> >> Regular svn updates (with short delta) are acceptable
under Windows), but in the cases when an old version is needed or to do svn
switch, the updates are much longer:
> >> svn update -r21899 (from r21862, 2 days old): 7m9s
> >> svn update -r21862 (from r21485, 3 weeks old): 1h12m
> >> svn update -r21888 (from r20458, 2.5 months old): 2h57m
> > How often do you do such operations ?
> I do them to get fresh updates, to commit to both brunches, and sometimes
to find the version in which a bug is introduced. Last month, because of
xulrunner and docs in trunk, my updates took ~8 hours.
Fresh updates - sure, but that does not take long if you do it often.
Big commits/movings always lead to long updates.
Commit to both branches - don't you have two copies or do you really do svn
switch between them ?
I have them now, but remembering old days it was faster to do svn switches,
than to maintain a copy. And it does not solve the problem with rolling back
to previous revisions.
xulrunner updates happens very rare so I'll assume it only caused problems
because we did a big update ?
Docs - well, then just exclude it.
The solution for this is to get our Tycho build running and have a snapshot
(p2) repository setup so you only have to get
the module(s) you are interested in changing as source and get rest as
> > Those times doesn't sound like something excluding
> > do they look extremely slow for a large codebase ?
> By deleting all docs from trunk and moving xulrunner to a different
directory, the time of 21485 to 21862 updating has reduced to 0h29m (better
than 2x improvement).
because changes happend in that area, right - if those changes happened in
VPE or JSF would you also want to remove that ? :)
The idea is to exclude all _unnecessary_ folders from local copy :) It is
simple and it works.
But yeah, if splitting the build up doesn't help in this area moving docs
might be the best option, but not right now.
> >> Under Linux short updates take 1-2min, and there is no difference for

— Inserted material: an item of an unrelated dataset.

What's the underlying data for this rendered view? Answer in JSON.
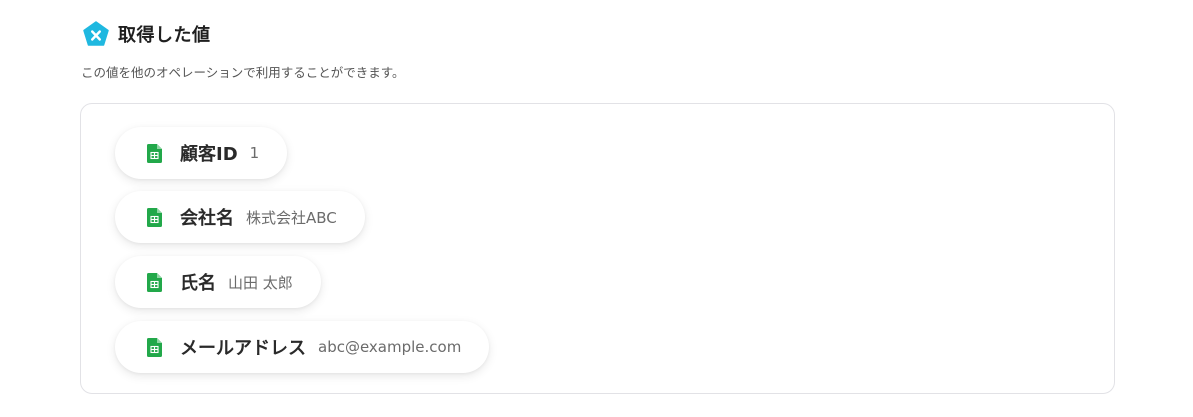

> > So the problem is windows ?
> I mean that long updates take approximately the same time on both
systems. Thus no, windows is not the problem.